◆ Work item
Omit any picture, and return the remaining data exactly as written.

[Source data — start]

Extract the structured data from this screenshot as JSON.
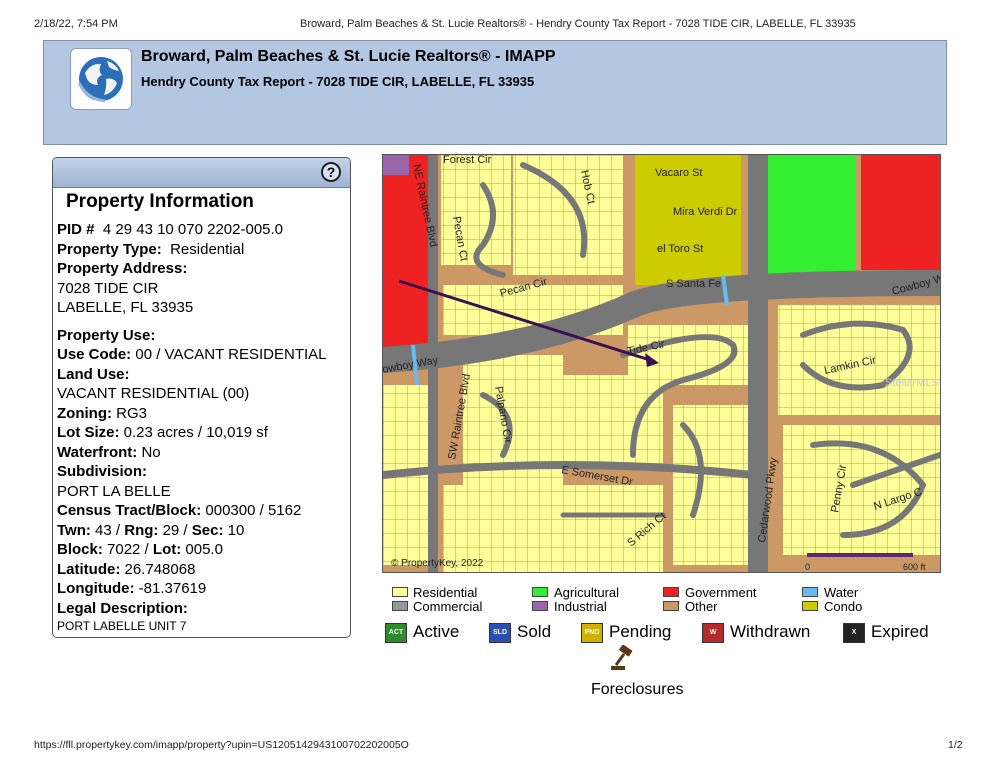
{
  "print_header": {
    "datetime": "2/18/22, 7:54 PM",
    "page_title": "Broward, Palm Beaches & St. Lucie Realtors® - Hendry County Tax Report - 7028 TIDE CIR, LABELLE, FL 33935"
  },
  "banner": {
    "title": "Broward, Palm Beaches & St. Lucie Realtors® - IMAPP",
    "subtitle": "Hendry County Tax Report - 7028 TIDE CIR, LABELLE, FL 33935",
    "background": "#b3c6e2"
  },
  "panel": {
    "help_icon": "?",
    "title": "Property Information",
    "pid_label": "PID #",
    "pid_value": "4 29 43 10 070 2202-005.0",
    "property_type_label": "Property Type:",
    "property_type_value": "Residential",
    "address_label": "Property Address:",
    "address_line1": "7028 TIDE CIR",
    "address_line2": "LABELLE, FL 33935",
    "use_label": "Property Use:",
    "use_code_label": "Use Code:",
    "use_code_value": "00 / VACANT RESIDENTIAL",
    "land_use_label": "Land Use:",
    "land_use_value": "VACANT RESIDENTIAL (00)",
    "zoning_label": "Zoning:",
    "zoning_value": "RG3",
    "lot_size_label": "Lot Size:",
    "lot_size_value": "0.23 acres / 10,019 sf",
    "waterfront_label": "Waterfront:",
    "waterfront_value": "No",
    "subdivision_label": "Subdivision:",
    "subdivision_value": "PORT LA BELLE",
    "census_label": "Census Tract/Block:",
    "census_value": "000300 / 5162",
    "twn_label": "Twn:",
    "twn_value": "43",
    "rng_label": "Rng:",
    "rng_value": "29",
    "sec_label": "Sec:",
    "sec_value": "10",
    "block_label": "Block:",
    "block_value": "7022",
    "lot_label": "Lot:",
    "lot_value": "005.0",
    "latitude_label": "Latitude:",
    "latitude_value": "26.748068",
    "longitude_label": "Longitude:",
    "longitude_value": "-81.37619",
    "legal_label": "Legal Description:",
    "legal_value": "PORT LABELLE UNIT 7"
  },
  "map": {
    "streets": [
      "Forest Cir",
      "Vacaro St",
      "NE Raintree Blvd",
      "Hob Ct",
      "Mira Verdi Dr",
      "Pecan Ct",
      "el Toro St",
      "Pecan Cir",
      "S Santa Fe",
      "Cowboy W",
      "Tide Cir",
      "owboy Way",
      "Lamkin Cir",
      "SW Raintree Blvd",
      "Palpano Cir",
      "E Somerset Dr",
      "Cedarwood Pkwy",
      "Penny Cir",
      "N Largo C",
      "S Rich Ct"
    ],
    "copyright": "© PropertyKey, 2022",
    "scale_zero": "0",
    "scale_max": "600 ft",
    "watermark": "StellarMLS",
    "colors": {
      "residential": "#ffff99",
      "commercial": "#999999",
      "agricultural": "#33ee33",
      "industrial": "#9966aa",
      "government": "#ee2222",
      "other": "#cc9966",
      "water": "#66bbee",
      "condo": "#cccc00",
      "road": "#777777"
    }
  },
  "legend": [
    {
      "label": "Residential",
      "color": "#ffff99"
    },
    {
      "label": "Commercial",
      "color": "#999999"
    },
    {
      "label": "Agricultural",
      "color": "#33ee33"
    },
    {
      "label": "Industrial",
      "color": "#9966aa"
    },
    {
      "label": "Government",
      "color": "#ee2222"
    },
    {
      "label": "Other",
      "color": "#cc9966"
    },
    {
      "label": "Water",
      "color": "#66bbee"
    },
    {
      "label": "Condo",
      "color": "#cccc00"
    }
  ],
  "statuses": [
    {
      "code": "ACT",
      "label": "Active",
      "color": "#2e8b2e"
    },
    {
      "code": "SLD",
      "label": "Sold",
      "color": "#2a4fb5"
    },
    {
      "code": "PND",
      "label": "Pending",
      "color": "#d4b000"
    },
    {
      "code": "W",
      "label": "Withdrawn",
      "color": "#b52a2a"
    },
    {
      "code": "X",
      "label": "Expired",
      "color": "#222222"
    }
  ],
  "foreclosures_label": "Foreclosures",
  "footer": {
    "url": "https://fll.propertykey.com/imapp/property?upin=US1205142943100702202005O",
    "page": "1/2"
  }
}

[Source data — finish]

◆ Solution to this problem
Extract the structured data from this screenshot as JSON.
{
  "print_header": {
    "datetime": "2/18/22, 7:54 PM",
    "page_title": "Broward, Palm Beaches & St. Lucie Realtors® - Hendry County Tax Report - 7028 TIDE CIR, LABELLE, FL 33935"
  },
  "banner": {
    "title": "Broward, Palm Beaches & St. Lucie Realtors® - IMAPP",
    "subtitle": "Hendry County Tax Report - 7028 TIDE CIR, LABELLE, FL 33935",
    "background": "#b3c6e2"
  },
  "panel": {
    "help_icon": "?",
    "title": "Property Information",
    "pid_label": "PID #",
    "pid_value": "4 29 43 10 070 2202-005.0",
    "property_type_label": "Property Type:",
    "property_type_value": "Residential",
    "address_label": "Property Address:",
    "address_line1": "7028 TIDE CIR",
    "address_line2": "LABELLE, FL 33935",
    "use_label": "Property Use:",
    "use_code_label": "Use Code:",
    "use_code_value": "00 / VACANT RESIDENTIAL",
    "land_use_label": "Land Use:",
    "land_use_value": "VACANT RESIDENTIAL (00)",
    "zoning_label": "Zoning:",
    "zoning_value": "RG3",
    "lot_size_label": "Lot Size:",
    "lot_size_value": "0.23 acres / 10,019 sf",
    "waterfront_label": "Waterfront:",
    "waterfront_value": "No",
    "subdivision_label": "Subdivision:",
    "subdivision_value": "PORT LA BELLE",
    "census_label": "Census Tract/Block:",
    "census_value": "000300 / 5162",
    "twn_label": "Twn:",
    "twn_value": "43",
    "rng_label": "Rng:",
    "rng_value": "29",
    "sec_label": "Sec:",
    "sec_value": "10",
    "block_label": "Block:",
    "block_value": "7022",
    "lot_label": "Lot:",
    "lot_value": "005.0",
    "latitude_label": "Latitude:",
    "latitude_value": "26.748068",
    "longitude_label": "Longitude:",
    "longitude_value": "-81.37619",
    "legal_label": "Legal Description:",
    "legal_value": "PORT LABELLE UNIT 7"
  },
  "map": {
    "streets": [
      "Forest Cir",
      "Vacaro St",
      "NE Raintree Blvd",
      "Hob Ct",
      "Mira Verdi Dr",
      "Pecan Ct",
      "el Toro St",
      "Pecan Cir",
      "S Santa Fe",
      "Cowboy W",
      "Tide Cir",
      "owboy Way",
      "Lamkin Cir",
      "SW Raintree Blvd",
      "Palpano Cir",
      "E Somerset Dr",
      "Cedarwood Pkwy",
      "Penny Cir",
      "N Largo C",
      "S Rich Ct"
    ],
    "copyright": "© PropertyKey, 2022",
    "scale_zero": "0",
    "scale_max": "600 ft",
    "watermark": "StellarMLS",
    "colors": {
      "residential": "#ffff99",
      "commercial": "#999999",
      "agricultural": "#33ee33",
      "industrial": "#9966aa",
      "government": "#ee2222",
      "other": "#cc9966",
      "water": "#66bbee",
      "condo": "#cccc00",
      "road": "#777777"
    }
  },
  "legend": [
    {
      "label": "Residential",
      "color": "#ffff99"
    },
    {
      "label": "Commercial",
      "color": "#999999"
    },
    {
      "label": "Agricultural",
      "color": "#33ee33"
    },
    {
      "label": "Industrial",
      "color": "#9966aa"
    },
    {
      "label": "Government",
      "color": "#ee2222"
    },
    {
      "label": "Other",
      "color": "#cc9966"
    },
    {
      "label": "Water",
      "color": "#66bbee"
    },
    {
      "label": "Condo",
      "color": "#cccc00"
    }
  ],
  "statuses": [
    {
      "code": "ACT",
      "label": "Active",
      "color": "#2e8b2e"
    },
    {
      "code": "SLD",
      "label": "Sold",
      "color": "#2a4fb5"
    },
    {
      "code": "PND",
      "label": "Pending",
      "color": "#d4b000"
    },
    {
      "code": "W",
      "label": "Withdrawn",
      "color": "#b52a2a"
    },
    {
      "code": "X",
      "label": "Expired",
      "color": "#222222"
    }
  ],
  "foreclosures_label": "Foreclosures",
  "footer": {
    "url": "https://fll.propertykey.com/imapp/property?upin=US1205142943100702202005O",
    "page": "1/2"
  }
}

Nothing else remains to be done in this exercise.